Date of Award
Master of Arts (MA)
Susan McMahon, PhD
Kathryn Grant, PhD
The effects of stressors during youth and adolescence have long been investigated as powerful experiences affecting adjustment and well-being. Stressful life events predict a range of psychological and physical outcomes, but their impact on adolescent self-perception has yet to be studied thoroughly. Adolescent strengths, such as ethnic identity, may serve as protection from threats and warrant exploration. Using resilience theory (Fergus & Zimmerman, 2005) and a stressor model of adolescent development (Grant et al., 2003), this study examines the influence of ethnic identity in the relationship between youth stressful experiences and different types of self-perception (social competence, behavioral conduct, and global self-worth). Using multiple imputation and multiple linear regressions, this study examines longitudinal data from 140 Black, low-income youth ages 11-14. Results of this study indicate stressful life events are associated with behavioral conduct self-perception and ethnic identity is associated with global self-worth.

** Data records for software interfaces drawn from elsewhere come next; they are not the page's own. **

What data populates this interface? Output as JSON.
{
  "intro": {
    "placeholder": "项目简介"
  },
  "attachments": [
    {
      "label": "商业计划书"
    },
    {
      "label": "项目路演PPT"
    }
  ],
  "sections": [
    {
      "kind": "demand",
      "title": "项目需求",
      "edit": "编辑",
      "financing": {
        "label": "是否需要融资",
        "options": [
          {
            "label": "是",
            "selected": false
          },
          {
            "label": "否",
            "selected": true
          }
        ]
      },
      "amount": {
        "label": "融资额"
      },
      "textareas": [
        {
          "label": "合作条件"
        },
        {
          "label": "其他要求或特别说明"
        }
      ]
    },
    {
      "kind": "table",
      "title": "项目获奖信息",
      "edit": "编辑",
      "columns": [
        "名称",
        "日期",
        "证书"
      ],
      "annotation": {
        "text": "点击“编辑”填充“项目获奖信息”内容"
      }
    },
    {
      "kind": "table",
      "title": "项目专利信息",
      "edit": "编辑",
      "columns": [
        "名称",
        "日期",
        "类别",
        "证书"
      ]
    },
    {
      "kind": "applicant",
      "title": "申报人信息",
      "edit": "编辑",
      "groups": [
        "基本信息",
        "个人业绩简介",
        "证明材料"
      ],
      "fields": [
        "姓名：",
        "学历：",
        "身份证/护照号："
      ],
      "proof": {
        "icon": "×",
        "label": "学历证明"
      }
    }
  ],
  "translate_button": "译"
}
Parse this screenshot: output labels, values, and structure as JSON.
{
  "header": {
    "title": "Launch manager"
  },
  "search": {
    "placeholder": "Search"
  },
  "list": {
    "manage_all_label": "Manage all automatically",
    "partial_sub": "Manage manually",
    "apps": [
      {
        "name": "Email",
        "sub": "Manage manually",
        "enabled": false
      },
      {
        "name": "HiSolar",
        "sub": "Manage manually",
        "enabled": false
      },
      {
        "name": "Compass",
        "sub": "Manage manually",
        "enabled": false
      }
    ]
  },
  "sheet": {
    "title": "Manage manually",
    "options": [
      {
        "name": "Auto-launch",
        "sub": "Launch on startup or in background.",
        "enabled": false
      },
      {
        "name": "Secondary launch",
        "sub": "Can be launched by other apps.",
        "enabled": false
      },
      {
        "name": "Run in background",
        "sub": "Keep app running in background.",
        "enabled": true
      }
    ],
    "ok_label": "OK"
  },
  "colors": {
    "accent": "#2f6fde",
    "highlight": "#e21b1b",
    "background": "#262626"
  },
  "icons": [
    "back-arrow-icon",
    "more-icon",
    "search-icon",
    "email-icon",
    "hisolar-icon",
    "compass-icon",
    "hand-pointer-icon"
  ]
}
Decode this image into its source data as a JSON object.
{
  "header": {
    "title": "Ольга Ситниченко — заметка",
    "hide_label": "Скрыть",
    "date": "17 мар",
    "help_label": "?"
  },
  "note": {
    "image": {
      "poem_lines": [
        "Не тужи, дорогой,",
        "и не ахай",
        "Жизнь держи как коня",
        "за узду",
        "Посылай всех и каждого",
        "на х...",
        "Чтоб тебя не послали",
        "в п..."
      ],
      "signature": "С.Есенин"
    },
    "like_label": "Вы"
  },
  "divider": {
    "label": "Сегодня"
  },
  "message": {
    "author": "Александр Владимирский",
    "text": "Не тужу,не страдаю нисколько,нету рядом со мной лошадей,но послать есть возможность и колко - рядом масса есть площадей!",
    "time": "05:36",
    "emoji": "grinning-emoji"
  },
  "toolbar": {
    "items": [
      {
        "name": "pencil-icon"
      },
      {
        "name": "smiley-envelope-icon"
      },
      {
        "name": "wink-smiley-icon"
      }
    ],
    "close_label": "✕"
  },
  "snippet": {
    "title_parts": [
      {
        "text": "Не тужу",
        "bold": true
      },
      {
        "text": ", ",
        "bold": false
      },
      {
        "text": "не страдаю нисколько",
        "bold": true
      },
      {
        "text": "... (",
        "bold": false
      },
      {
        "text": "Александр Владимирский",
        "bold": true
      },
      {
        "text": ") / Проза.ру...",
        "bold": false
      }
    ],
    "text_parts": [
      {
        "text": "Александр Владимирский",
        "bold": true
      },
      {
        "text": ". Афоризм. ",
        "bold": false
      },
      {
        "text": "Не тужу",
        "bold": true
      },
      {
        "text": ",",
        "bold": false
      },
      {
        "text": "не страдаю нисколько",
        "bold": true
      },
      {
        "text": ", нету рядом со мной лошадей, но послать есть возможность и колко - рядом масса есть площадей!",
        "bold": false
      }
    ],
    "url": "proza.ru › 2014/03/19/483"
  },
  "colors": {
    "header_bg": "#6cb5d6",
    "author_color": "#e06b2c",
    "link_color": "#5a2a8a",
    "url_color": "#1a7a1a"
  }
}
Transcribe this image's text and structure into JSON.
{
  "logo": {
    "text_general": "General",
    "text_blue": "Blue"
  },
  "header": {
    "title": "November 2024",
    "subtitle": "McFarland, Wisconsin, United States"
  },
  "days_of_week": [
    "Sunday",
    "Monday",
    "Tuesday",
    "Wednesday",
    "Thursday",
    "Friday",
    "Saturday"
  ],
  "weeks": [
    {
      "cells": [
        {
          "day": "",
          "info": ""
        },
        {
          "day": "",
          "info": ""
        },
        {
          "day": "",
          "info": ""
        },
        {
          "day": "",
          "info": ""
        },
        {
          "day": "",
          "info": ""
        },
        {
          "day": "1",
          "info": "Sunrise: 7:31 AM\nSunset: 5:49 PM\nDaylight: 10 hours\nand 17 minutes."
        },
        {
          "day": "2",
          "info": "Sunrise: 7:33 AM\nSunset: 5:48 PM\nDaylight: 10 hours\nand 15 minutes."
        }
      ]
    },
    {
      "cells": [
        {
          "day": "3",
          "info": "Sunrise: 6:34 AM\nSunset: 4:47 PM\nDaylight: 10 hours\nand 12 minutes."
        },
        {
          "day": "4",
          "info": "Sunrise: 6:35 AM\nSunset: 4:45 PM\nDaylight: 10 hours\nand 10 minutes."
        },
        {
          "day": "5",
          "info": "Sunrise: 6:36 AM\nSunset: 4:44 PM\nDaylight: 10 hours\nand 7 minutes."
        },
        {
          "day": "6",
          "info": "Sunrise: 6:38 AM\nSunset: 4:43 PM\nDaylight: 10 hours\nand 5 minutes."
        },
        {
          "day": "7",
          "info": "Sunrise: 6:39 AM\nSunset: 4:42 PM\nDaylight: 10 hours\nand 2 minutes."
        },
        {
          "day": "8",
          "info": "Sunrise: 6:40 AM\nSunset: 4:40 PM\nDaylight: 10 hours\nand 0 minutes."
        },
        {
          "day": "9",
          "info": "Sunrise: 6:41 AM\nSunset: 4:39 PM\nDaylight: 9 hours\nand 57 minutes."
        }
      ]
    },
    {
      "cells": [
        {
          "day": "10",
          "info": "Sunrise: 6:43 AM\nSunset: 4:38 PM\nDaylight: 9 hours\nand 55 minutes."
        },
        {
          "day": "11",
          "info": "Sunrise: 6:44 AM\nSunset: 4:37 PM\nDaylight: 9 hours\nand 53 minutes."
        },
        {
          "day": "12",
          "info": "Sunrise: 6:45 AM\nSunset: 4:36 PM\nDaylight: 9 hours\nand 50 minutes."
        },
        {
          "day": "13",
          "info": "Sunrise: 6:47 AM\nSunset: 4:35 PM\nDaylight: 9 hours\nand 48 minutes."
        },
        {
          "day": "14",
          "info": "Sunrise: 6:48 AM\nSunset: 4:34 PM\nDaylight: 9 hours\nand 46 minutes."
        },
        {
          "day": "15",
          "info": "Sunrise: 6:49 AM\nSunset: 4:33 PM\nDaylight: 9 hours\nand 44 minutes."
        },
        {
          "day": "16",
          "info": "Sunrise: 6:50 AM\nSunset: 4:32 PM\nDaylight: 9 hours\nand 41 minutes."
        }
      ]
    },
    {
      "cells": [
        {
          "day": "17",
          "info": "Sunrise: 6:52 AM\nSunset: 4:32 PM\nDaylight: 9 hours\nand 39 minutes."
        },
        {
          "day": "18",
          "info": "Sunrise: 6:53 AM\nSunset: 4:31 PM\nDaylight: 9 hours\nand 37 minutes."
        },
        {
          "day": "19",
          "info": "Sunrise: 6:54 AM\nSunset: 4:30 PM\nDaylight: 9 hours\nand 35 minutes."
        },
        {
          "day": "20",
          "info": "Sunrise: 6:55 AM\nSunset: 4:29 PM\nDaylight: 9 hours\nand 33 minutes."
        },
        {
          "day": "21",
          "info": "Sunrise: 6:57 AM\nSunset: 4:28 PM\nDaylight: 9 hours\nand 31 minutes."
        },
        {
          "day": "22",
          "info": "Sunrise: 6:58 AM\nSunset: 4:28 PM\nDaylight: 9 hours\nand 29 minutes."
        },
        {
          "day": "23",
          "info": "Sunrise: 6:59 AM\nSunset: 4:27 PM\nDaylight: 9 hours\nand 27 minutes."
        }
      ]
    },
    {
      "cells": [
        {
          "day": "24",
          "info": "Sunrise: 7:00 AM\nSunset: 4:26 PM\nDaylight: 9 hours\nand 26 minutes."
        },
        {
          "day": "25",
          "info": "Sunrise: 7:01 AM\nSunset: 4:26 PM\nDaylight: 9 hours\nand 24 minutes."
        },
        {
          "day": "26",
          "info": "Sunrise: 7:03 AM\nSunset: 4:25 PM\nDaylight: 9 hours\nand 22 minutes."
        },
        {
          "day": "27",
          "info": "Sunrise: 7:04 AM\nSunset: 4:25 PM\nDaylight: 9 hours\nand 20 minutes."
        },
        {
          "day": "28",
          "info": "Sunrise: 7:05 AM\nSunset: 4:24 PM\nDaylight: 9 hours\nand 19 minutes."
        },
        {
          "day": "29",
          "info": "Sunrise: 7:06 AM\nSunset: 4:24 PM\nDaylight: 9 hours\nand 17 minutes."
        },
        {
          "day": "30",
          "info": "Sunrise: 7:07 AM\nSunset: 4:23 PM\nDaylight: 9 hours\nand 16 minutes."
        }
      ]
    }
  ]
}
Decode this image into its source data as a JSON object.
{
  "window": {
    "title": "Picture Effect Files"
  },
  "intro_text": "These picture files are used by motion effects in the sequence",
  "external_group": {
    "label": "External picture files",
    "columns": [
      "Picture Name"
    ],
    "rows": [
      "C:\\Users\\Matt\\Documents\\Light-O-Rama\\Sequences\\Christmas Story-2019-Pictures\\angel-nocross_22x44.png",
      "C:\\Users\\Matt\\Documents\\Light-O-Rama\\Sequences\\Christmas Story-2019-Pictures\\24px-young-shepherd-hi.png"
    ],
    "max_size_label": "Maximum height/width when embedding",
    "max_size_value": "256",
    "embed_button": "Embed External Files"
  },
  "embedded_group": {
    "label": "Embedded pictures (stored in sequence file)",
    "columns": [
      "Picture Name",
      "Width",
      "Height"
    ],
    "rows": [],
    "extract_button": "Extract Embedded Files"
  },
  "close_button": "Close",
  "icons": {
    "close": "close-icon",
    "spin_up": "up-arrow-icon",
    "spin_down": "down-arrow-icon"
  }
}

In addition, individual aspects of ethnic identity, including ethnic identity behavior and other group orientation have unique impacts on self-perception outcomes. Ethnic identity and ethnic identity behavior were protective against the impact of stressful life events on behavioral conduct self-perception. Understanding the specific connections between youth stressors, ethnic identity, and self-perception for Black adolescents can provide insight into research, practice, and policy directions that rely on youth strengths to promote healthy outcomes.
Bare, Kailyn, "Black Adolescent Self-Perceptions: The Roles of Ethnic Identity and Stress Exposure" (2022). College of Science and Health Theses and Dissertations. 437.